**WORK ITEM:** Copy out the entire listing precisely.
++++ TASK INPUTS ++++
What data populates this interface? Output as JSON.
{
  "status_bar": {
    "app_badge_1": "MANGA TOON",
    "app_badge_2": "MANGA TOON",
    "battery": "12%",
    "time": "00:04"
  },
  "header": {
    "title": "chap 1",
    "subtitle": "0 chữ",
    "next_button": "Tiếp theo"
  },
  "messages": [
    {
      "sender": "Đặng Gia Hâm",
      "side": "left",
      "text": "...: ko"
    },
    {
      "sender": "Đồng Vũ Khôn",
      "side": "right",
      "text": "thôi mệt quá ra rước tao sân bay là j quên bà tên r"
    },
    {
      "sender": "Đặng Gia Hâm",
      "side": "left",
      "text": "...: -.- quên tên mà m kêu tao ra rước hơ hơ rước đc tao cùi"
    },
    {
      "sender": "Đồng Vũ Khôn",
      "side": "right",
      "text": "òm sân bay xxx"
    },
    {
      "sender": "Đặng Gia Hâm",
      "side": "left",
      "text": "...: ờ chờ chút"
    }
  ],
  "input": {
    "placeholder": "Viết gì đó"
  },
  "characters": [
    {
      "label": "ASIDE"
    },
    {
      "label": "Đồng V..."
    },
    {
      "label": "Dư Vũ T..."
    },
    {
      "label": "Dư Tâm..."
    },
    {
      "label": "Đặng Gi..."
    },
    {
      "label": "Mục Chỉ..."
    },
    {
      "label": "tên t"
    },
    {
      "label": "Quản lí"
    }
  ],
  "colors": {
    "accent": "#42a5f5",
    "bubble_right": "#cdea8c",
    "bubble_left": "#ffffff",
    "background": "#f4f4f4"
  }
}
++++
**PROBLEM SOLUTION:**
What data populates this interface? Output as JSON.
{
  "status_bar": {
    "app_badge_1": "MANGA TOON",
    "app_badge_2": "MANGA TOON",
    "battery": "12%",
    "time": "00:04"
  },
  "header": {
    "title": "chap 1",
    "subtitle": "0 chữ",
    "next_button": "Tiếp theo"
  },
  "messages": [
    {
      "sender": "Đặng Gia Hâm",
      "side": "left",
      "text": "...: ko"
    },
    {
      "sender": "Đồng Vũ Khôn",
      "side": "right",
      "text": "thôi mệt quá ra rước tao sân bay là j quên bà tên r"
    },
    {
      "sender": "Đặng Gia Hâm",
      "side": "left",
      "text": "...: -.- quên tên mà m kêu tao ra rước hơ hơ rước đc tao cùi"
    },
    {
      "sender": "Đồng Vũ Khôn",
      "side": "right",
      "text": "òm sân bay xxx"
    },
    {
      "sender": "Đặng Gia Hâm",
      "side": "left",
      "text": "...: ờ chờ chút"
    }
  ],
  "input": {
    "placeholder": "Viết gì đó"
  },
  "characters": [
    {
      "label": "ASIDE"
    },
    {
      "label": "Đồng V..."
    },
    {
      "label": "Dư Vũ T..."
    },
    {
      "label": "Dư Tâm..."
    },
    {
      "label": "Đặng Gi..."
    },
    {
      "label": "Mục Chỉ..."
    },
    {
      "label": "tên t"
    },
    {
      "label": "Quản lí"
    }
  ],
  "colors": {
    "accent": "#42a5f5",
    "bubble_right": "#cdea8c",
    "bubble_left": "#ffffff",
    "background": "#f4f4f4"
  }
}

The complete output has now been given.